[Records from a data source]
[Start of Attachment]
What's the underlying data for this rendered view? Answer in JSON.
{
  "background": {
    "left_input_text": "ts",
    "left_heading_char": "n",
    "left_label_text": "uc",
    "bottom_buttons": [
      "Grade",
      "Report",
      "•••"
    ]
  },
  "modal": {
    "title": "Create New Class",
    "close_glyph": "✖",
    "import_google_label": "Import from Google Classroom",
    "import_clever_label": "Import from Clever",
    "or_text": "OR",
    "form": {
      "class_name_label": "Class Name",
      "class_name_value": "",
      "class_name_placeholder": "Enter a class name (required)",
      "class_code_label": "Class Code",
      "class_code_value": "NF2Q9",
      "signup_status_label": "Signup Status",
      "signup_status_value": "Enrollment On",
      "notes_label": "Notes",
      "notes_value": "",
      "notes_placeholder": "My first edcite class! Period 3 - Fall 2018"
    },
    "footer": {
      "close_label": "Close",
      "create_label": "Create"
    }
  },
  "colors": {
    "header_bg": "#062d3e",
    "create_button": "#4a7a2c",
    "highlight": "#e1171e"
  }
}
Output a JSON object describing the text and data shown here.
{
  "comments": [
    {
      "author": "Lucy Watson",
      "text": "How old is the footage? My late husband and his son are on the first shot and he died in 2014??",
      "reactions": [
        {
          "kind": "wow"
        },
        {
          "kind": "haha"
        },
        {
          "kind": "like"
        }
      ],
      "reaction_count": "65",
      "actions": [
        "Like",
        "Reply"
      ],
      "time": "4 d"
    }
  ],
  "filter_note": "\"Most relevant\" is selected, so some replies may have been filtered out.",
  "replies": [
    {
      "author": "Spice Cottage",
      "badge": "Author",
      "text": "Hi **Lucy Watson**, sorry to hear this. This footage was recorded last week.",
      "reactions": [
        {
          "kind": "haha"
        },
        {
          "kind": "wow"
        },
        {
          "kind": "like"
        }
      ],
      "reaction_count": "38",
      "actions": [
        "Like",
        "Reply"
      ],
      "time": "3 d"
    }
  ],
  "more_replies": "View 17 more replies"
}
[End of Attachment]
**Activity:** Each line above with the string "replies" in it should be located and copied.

**Exercise answer:**
  "filter_note": "\"Most relevant\" is selected, so some replies may have been filtered out.",
  "replies": [
  "more_replies": "View 17 more replies"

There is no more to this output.